The Australian shepherd's origin is uncertain. It is believed to have originated in the Spanish Pyrenees and found its way to Australia in the early 19th century when many sheep were imported from Spain. By the mid-19th century, when hundreds of Australian sheep were imported into the Western United States, Basque herders and their dogs came along, too.

The hardy breed, which can be as small as 35 and as heavy as 70 pounds, comes in four colors - black, red (liver), blue or red merle. Any of these can be accompanied by white or copper trim.

It sports a moderately long medium texture, straight to slightly wavy coat. Known as an intelligent working and athletic animal, it is excellent with children cats and other dogs. Like most dogs, it's not a breed for everyone. Special requirements are regular exercising, plenty of room to run, and twice weekly grooming.

Genetic problems include hip dysplasia, retinal dysplasia and cataracts. The average life span is 12 years, but it's not uncommon to see an Aussie at 15.

Want to see these Aussies in action? Next weekend at the Graham (Pierce County) home of Gayle White, 24614 94th Ave. E., (phone, 847-6655) they will compete in stock trials Saturday and obedience Sunday. Action begins both days at 9 a.m.

Delta conference

The 10th Delta Society Conference, "People, Animals and Nature," in Portland Oct. 10-12 still has openings for anyone wishing to attend.

Researchers and noted authors will address the international symposium about subjects dealing with the human-animal companion bond. Registration information is available from the Delta office in Renton, 226-7357.

The evening of Oct. 10 will feature a blessing of the animals, problem solving with your dog or cat, dealing with bird problems, hearing and service-dog demonstrations, an introduction to pot-bellied pigs and other presentations.

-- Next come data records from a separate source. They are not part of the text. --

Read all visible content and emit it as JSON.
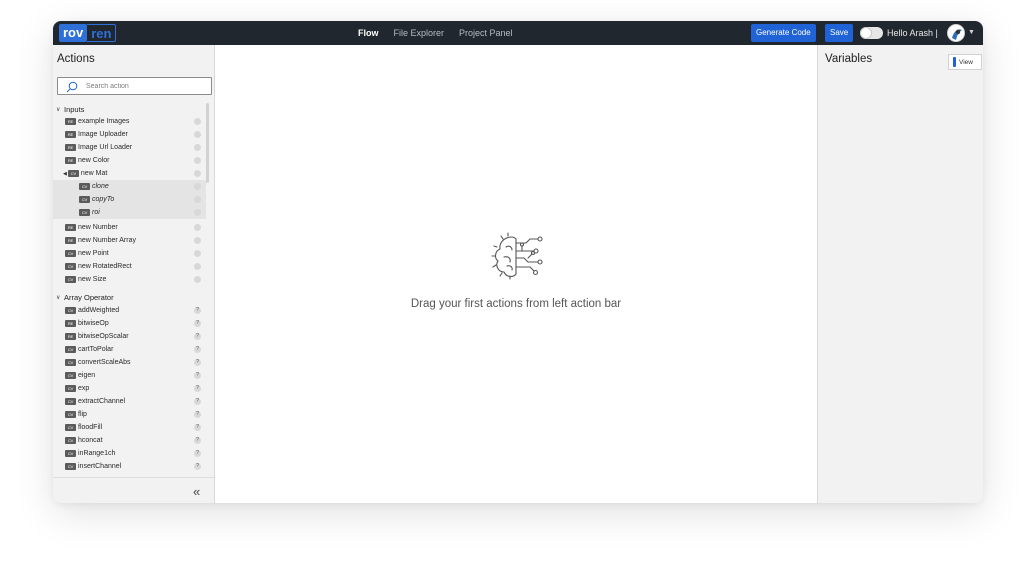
{
  "navbar": {
    "logo_part1": "rov",
    "logo_part2": "ren",
    "links": [
      {
        "label": "Flow",
        "active": true
      },
      {
        "label": "File Explorer",
        "active": false
      },
      {
        "label": "Project Panel",
        "active": false
      }
    ],
    "generate_label": "Generate Code",
    "save_label": "Save",
    "dark_mode_on": false,
    "greeting": "Hello Arash |"
  },
  "sidebar": {
    "title": "Actions",
    "search_placeholder": "Search action",
    "collapse_icon": "double-chevron-left",
    "groups": [
      {
        "label": "Inputs",
        "items": [
          {
            "badge": "RE",
            "label": "example Images",
            "marker": "dot"
          },
          {
            "badge": "RE",
            "label": "Image Uploader",
            "marker": "dot"
          },
          {
            "badge": "RE",
            "label": "Image Url Loader",
            "marker": "dot"
          },
          {
            "badge": "RE",
            "label": "new Color",
            "marker": "dot"
          },
          {
            "badge": "CV",
            "label": "new Mat",
            "marker": "dot",
            "expanded": true
          },
          {
            "badge": "CV",
            "label": "clone",
            "marker": "dot",
            "sub": true
          },
          {
            "badge": "CV",
            "label": "copyTo",
            "marker": "dot",
            "sub": true
          },
          {
            "badge": "CV",
            "label": "roi",
            "marker": "dot",
            "sub": true
          },
          {
            "badge": "RE",
            "label": "new Number",
            "marker": "dot"
          },
          {
            "badge": "RE",
            "label": "new Number Array",
            "marker": "dot"
          },
          {
            "badge": "CV",
            "label": "new Point",
            "marker": "dot"
          },
          {
            "badge": "CV",
            "label": "new RotatedRect",
            "marker": "dot"
          },
          {
            "badge": "CV",
            "label": "new Size",
            "marker": "dot"
          }
        ]
      },
      {
        "label": "Array Operator",
        "items": [
          {
            "badge": "CV",
            "label": "addWeighted",
            "marker": "?"
          },
          {
            "badge": "RE",
            "label": "bitwiseOp",
            "marker": "?"
          },
          {
            "badge": "RE",
            "label": "bitwiseOpScalar",
            "marker": "?"
          },
          {
            "badge": "CV",
            "label": "cartToPolar",
            "marker": "?"
          },
          {
            "badge": "CV",
            "label": "convertScaleAbs",
            "marker": "?"
          },
          {
            "badge": "CV",
            "label": "eigen",
            "marker": "?"
          },
          {
            "badge": "CV",
            "label": "exp",
            "marker": "?"
          },
          {
            "badge": "CV",
            "label": "extractChannel",
            "marker": "?"
          },
          {
            "badge": "CV",
            "label": "flip",
            "marker": "?"
          },
          {
            "badge": "CV",
            "label": "floodFill",
            "marker": "?"
          },
          {
            "badge": "CV",
            "label": "hconcat",
            "marker": "?"
          },
          {
            "badge": "CV",
            "label": "inRange1ch",
            "marker": "?"
          },
          {
            "badge": "CV",
            "label": "insertChannel",
            "marker": "?"
          }
        ]
      }
    ]
  },
  "canvas": {
    "empty_icon": "ai-brain-circuit-icon",
    "empty_message": "Drag your first actions from left action bar"
  },
  "variables": {
    "title": "Variables",
    "view_label": "View"
  },
  "colors": {
    "navbar_bg": "#20272e",
    "accent": "#1f63d6",
    "panel_bg": "#f2f2f2"
  }
}
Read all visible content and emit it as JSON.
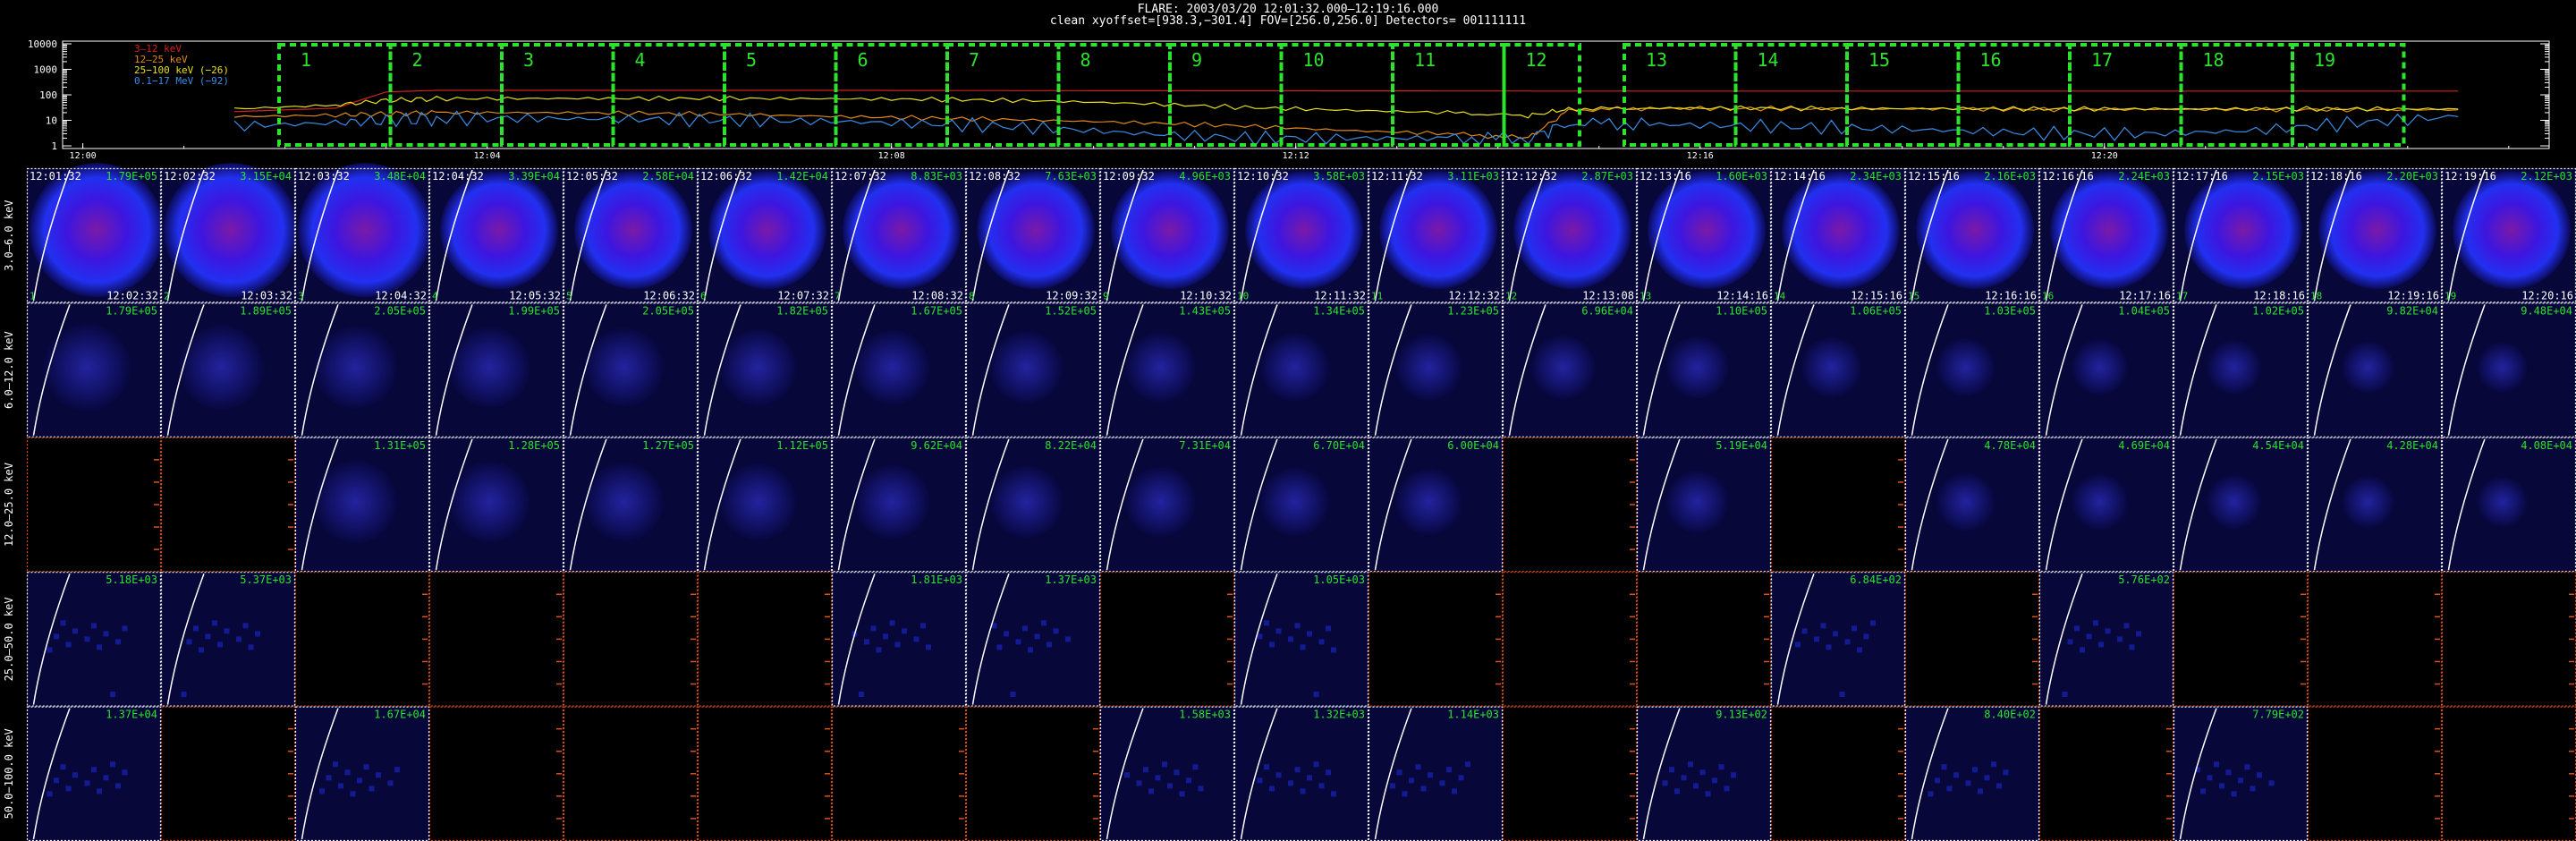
{
  "header": {
    "line1": "FLARE: 2003/03/20 12:01:32.000–12:19:16.000",
    "line2": "clean    xyoffset=[938.3,−301.4]   FOV=[256.0,256.0]   Detectors= 001111111"
  },
  "colors": {
    "band_3_12": "#d42020",
    "band_12_25": "#e08a1a",
    "band_25_100": "#e6e020",
    "band_mev": "#3a8de8",
    "interval_box": "#2ce32c",
    "panel_border": "#ffffff",
    "empty_border": "#e0501c",
    "image_label": "#2ce32c",
    "limb": "#ffffff"
  },
  "chart_data": [
    {
      "type": "line",
      "title": "",
      "ylabel": "",
      "y_scale": "log",
      "ylim": [
        1,
        10000
      ],
      "y_ticks": [
        "1",
        "10",
        "100",
        "1000",
        "10000"
      ],
      "x_ticks": [
        "12:00",
        "12:04",
        "12:08",
        "12:12",
        "12:16",
        "12:20"
      ],
      "legend": {
        "position": "top-left",
        "entries": [
          "3–12 keV",
          "12–25 keV",
          "25−100 keV (−26)",
          "0.1−17 MeV (−92)"
        ]
      },
      "x_minutes": [
        0.0,
        1.0,
        1.5,
        2.0,
        3.0,
        4.0,
        5.0,
        6.0,
        7.0,
        8.0,
        9.0,
        10.0,
        11.0,
        12.0,
        12.8,
        13.2,
        14.0,
        15.0,
        16.0,
        17.0,
        18.0,
        19.0,
        20.0,
        21.0,
        22.0
      ],
      "series": [
        {
          "name": "3–12 keV",
          "values": [
            22,
            30,
            130,
            150,
            150,
            150,
            150,
            150,
            148,
            146,
            145,
            144,
            143,
            142,
            141,
            140,
            140,
            140,
            140,
            140,
            140,
            140,
            140,
            140,
            140
          ]
        },
        {
          "name": "12–25 keV",
          "values": [
            14,
            16,
            18,
            20,
            20,
            19,
            17,
            14,
            12,
            10,
            8,
            6,
            4,
            3,
            2,
            25,
            30,
            29,
            28,
            28,
            27,
            27,
            27,
            26,
            26
          ]
        },
        {
          "name": "25−100 keV (−26)",
          "values": [
            28,
            40,
            60,
            70,
            72,
            72,
            72,
            70,
            66,
            58,
            45,
            32,
            25,
            20,
            15,
            28,
            30,
            30,
            29,
            29,
            28,
            28,
            28,
            28,
            28
          ]
        },
        {
          "name": "0.1−17 MeV (−92)",
          "values": [
            6,
            8,
            10,
            12,
            12,
            11,
            10,
            9,
            7,
            5,
            3,
            2,
            2,
            2,
            2,
            8,
            7,
            6,
            5,
            4,
            3,
            3,
            4,
            8,
            14
          ]
        }
      ],
      "intervals": [
        "1",
        "2",
        "3",
        "4",
        "5",
        "6",
        "7",
        "8",
        "9",
        "10",
        "11",
        "12",
        "13",
        "14",
        "15",
        "16",
        "17",
        "18",
        "19"
      ]
    },
    {
      "type": "image_grid",
      "row_labels": [
        "3.0–6.0 keV",
        "6.0–12.0 keV",
        "12.0–25.0 keV",
        "25.0–50.0 keV",
        "50.0−100.0 keV"
      ],
      "columns": [
        {
          "index": "1",
          "start": "12:01:32",
          "end": "12:02:32"
        },
        {
          "index": "2",
          "start": "12:02:32",
          "end": "12:03:32"
        },
        {
          "index": "3",
          "start": "12:03:32",
          "end": "12:04:32"
        },
        {
          "index": "4",
          "start": "12:04:32",
          "end": "12:05:32"
        },
        {
          "index": "5",
          "start": "12:05:32",
          "end": "12:06:32"
        },
        {
          "index": "6",
          "start": "12:06:32",
          "end": "12:07:32"
        },
        {
          "index": "7",
          "start": "12:07:32",
          "end": "12:08:32"
        },
        {
          "index": "8",
          "start": "12:08:32",
          "end": "12:09:32"
        },
        {
          "index": "9",
          "start": "12:09:32",
          "end": "12:10:32"
        },
        {
          "index": "10",
          "start": "12:10:32",
          "end": "12:11:32"
        },
        {
          "index": "11",
          "start": "12:11:32",
          "end": "12:12:32"
        },
        {
          "index": "12",
          "start": "12:12:32",
          "end": "12:13:08"
        },
        {
          "index": "13",
          "start": "12:13:16",
          "end": "12:14:16"
        },
        {
          "index": "14",
          "start": "12:14:16",
          "end": "12:15:16"
        },
        {
          "index": "15",
          "start": "12:15:16",
          "end": "12:16:16"
        },
        {
          "index": "16",
          "start": "12:16:16",
          "end": "12:17:16"
        },
        {
          "index": "17",
          "start": "12:17:16",
          "end": "12:18:16"
        },
        {
          "index": "18",
          "start": "12:18:16",
          "end": "12:19:16"
        },
        {
          "index": "19",
          "start": "12:19:16",
          "end": "12:20:16"
        }
      ],
      "peaks": [
        [
          "1.79E+05",
          "3.15E+04",
          "3.48E+04",
          "3.39E+04",
          "2.58E+04",
          "1.42E+04",
          "8.83E+03",
          "7.63E+03",
          "4.96E+03",
          "3.58E+03",
          "3.11E+03",
          "2.87E+03",
          "1.60E+03",
          "2.34E+03",
          "2.16E+03",
          "2.24E+03",
          "2.15E+03",
          "2.20E+03",
          "2.12E+03"
        ],
        [
          "1.79E+05",
          "1.89E+05",
          "2.05E+05",
          "1.99E+05",
          "2.05E+05",
          "1.82E+05",
          "1.67E+05",
          "1.52E+05",
          "1.43E+05",
          "1.34E+05",
          "1.23E+05",
          "6.96E+04",
          "1.10E+05",
          "1.06E+05",
          "1.03E+05",
          "1.04E+05",
          "1.02E+05",
          "9.82E+04",
          "9.48E+04"
        ],
        [
          "",
          "",
          "1.31E+05",
          "1.28E+05",
          "1.27E+05",
          "1.12E+05",
          "9.62E+04",
          "8.22E+04",
          "7.31E+04",
          "6.70E+04",
          "6.00E+04",
          "",
          "5.19E+04",
          "",
          "4.78E+04",
          "4.69E+04",
          "4.54E+04",
          "4.28E+04",
          "4.08E+04"
        ],
        [
          "5.18E+03",
          "5.37E+03",
          "",
          "",
          "",
          "",
          "1.81E+03",
          "1.37E+03",
          "",
          "1.05E+03",
          "",
          "",
          "",
          "6.84E+02",
          "",
          "5.76E+02",
          "",
          "",
          ""
        ],
        [
          "1.37E+04",
          "",
          "1.67E+04",
          "",
          "",
          "",
          "",
          "",
          "1.58E+03",
          "1.32E+03",
          "1.14E+03",
          "",
          "9.13E+02",
          "",
          "8.40E+02",
          "",
          "7.79E+02",
          "",
          ""
        ]
      ]
    }
  ]
}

-- Mail information regarding dog events to Classified Division, attn. Marilyn Fairbanks, Dog Events and Cat Events, The Seattle Times, P.O. Box 70, Seattle, WA 98111. Include a public phone-contact number.